  2. “Today, the U.S. military is the smallest it has been in decades at a time when it is being challenged by more diverse threats globally than it ever has.”

    Unfortunately, this is because “politicians”, those folks who believe (as in ‘yea, hosanah’ believe), that they know what is best for everyone, have decided to intervene in situations that meet any of a hundred different conditions of political correctness.

    And until THAT situation is corrected, no amount of money or blood can change the threat level.

  3. The test of an anti satellite weapon by the Chinese created millions of tiny pieces of rubble, traveling at high speeds, in orbit, that are now a threat everyone’s satellites.
    My concern is that, by weaponising space, we would create a situation where even a minor conflict would result in many more destroyed satellites, causing such a debris field that earth orbit becomes an environment where it is impossible for any satellites to survive. This would be catastrophic for both America and humanity in general.

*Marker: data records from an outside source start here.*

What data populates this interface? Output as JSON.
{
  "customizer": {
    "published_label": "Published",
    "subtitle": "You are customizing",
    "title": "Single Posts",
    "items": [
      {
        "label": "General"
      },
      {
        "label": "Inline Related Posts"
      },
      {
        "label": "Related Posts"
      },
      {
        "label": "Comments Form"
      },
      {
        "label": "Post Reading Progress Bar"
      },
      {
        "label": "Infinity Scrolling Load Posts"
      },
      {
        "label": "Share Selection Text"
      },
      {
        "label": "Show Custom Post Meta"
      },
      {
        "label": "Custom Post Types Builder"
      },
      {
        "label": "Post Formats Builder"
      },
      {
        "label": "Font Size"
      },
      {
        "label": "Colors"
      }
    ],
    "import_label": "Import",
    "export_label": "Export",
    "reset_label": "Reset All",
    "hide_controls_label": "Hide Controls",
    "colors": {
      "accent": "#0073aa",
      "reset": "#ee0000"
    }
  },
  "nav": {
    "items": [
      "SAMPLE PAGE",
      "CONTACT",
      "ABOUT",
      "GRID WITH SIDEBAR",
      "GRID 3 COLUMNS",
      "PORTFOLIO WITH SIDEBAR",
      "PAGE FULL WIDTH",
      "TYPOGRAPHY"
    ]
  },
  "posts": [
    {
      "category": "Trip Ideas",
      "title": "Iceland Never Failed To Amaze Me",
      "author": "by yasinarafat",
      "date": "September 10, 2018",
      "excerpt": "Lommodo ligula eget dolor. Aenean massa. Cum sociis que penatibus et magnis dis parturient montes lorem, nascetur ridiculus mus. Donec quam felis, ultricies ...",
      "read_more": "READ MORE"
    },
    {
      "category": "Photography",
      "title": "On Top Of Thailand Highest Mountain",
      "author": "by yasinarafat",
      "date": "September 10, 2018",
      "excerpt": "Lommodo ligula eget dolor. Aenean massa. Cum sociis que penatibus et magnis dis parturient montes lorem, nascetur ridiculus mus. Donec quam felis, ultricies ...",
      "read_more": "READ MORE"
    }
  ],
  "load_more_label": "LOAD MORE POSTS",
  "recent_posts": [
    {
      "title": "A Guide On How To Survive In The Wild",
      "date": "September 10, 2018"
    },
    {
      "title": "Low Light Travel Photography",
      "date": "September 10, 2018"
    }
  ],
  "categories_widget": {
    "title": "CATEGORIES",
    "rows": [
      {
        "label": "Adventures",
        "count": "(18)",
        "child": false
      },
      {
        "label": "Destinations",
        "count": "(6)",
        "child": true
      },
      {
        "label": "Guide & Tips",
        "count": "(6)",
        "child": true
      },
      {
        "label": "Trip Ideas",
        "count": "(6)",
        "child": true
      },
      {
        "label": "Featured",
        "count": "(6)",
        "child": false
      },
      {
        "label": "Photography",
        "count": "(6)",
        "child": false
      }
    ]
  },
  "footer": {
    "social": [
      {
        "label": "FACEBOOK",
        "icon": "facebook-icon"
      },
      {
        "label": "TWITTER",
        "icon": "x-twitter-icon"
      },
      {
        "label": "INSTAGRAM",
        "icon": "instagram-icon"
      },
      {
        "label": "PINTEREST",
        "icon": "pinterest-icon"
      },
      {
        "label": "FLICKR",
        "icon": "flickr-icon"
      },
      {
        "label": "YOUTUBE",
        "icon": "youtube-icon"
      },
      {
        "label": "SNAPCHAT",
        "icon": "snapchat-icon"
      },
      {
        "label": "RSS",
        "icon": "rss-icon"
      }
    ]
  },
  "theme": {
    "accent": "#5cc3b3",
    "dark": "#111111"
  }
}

    • Another person brought this up to me. Indeed, whenever I give my lectures in Washington, D.C. on this policy option, this is an oft-cited concern. You are not wrong to worry about the Kessler Syndrome. However, NASA has already developed a simple way of clearing space debris: it’s a laser system that they want to install onto the International Space Station. They just need the money to put it up there. I suspect, given the resurgence of interest in space policy on the part of the Trump Administration that this will be a top priority. However, that’s responsive. In terms of preventative measures: there are no real preventative measures. Space war will happen. At the very least, I’d like to be able to better protect our stuff and threaten our enemies. Thomas D. Tavarney has written an excellent piece on how building smaller, cheaper, more easily replaceable satellites is the key to making it more difficult for the bad guys to harm our satellites (either directly or indirectly). But, make no mistake: space warfare is upon us. I propose that we take the usual American course and move to dominate that high ground. Thank you for your comment and taking the time to read my article, though. It’s an important topic that just needs to be generally discussed more. Have a nice day, sir.

  4. Back in 2003, a far-left columnist for the Boston Globe named James Carroll argued that we must not militarize space. I wrote a letter to the Editor, which I don’t think they ran. So this is a good time to repeat it; forgive the self-indulgence:

    To the Editor of the Boston Globe:

    Arguing that the US should keep the military out of space, James Carroll (“Bush’s battle to dominate in space”, Oct. 28) neglects to mention that the military is already deeply committed to, and dependent upon, space operations. Satellites have become the eyes and ears of modern warfare, making possible instant communications worldwide, GPS-targeted munitions, detailed reconnaissance, and much more.

    The inescapable conclusion is that the satellites must be defended. The corollary is that we must have the means to attack an enemy’s satellites, if need be. The genii is already out of the bottle.

    Mr. Carroll also neglects to mention that the ‘peaceful’ Chinese space program is run by the Chinese military, and that China has poorly-concealed ambitions to drive the USA out of Asia and the Pacific. A side benefit of our defense operations in near-Earth orbit will be the ability to defend our forces–and our cities–against short-and long-range guided missiles.

    Space is already the high battleground. As of now, the United States dominates it, and it will be far better for the world if we continue to do so, especially when you consider the array of nasty ideologies and brutal state tyrannies the past century conjured up. A Pax Americana will be an era of prosperity, democracy, and, most importantly, respect for the individual.

    What Mr. Carroll forgets is that we are the good guys.

    /Mr Lynn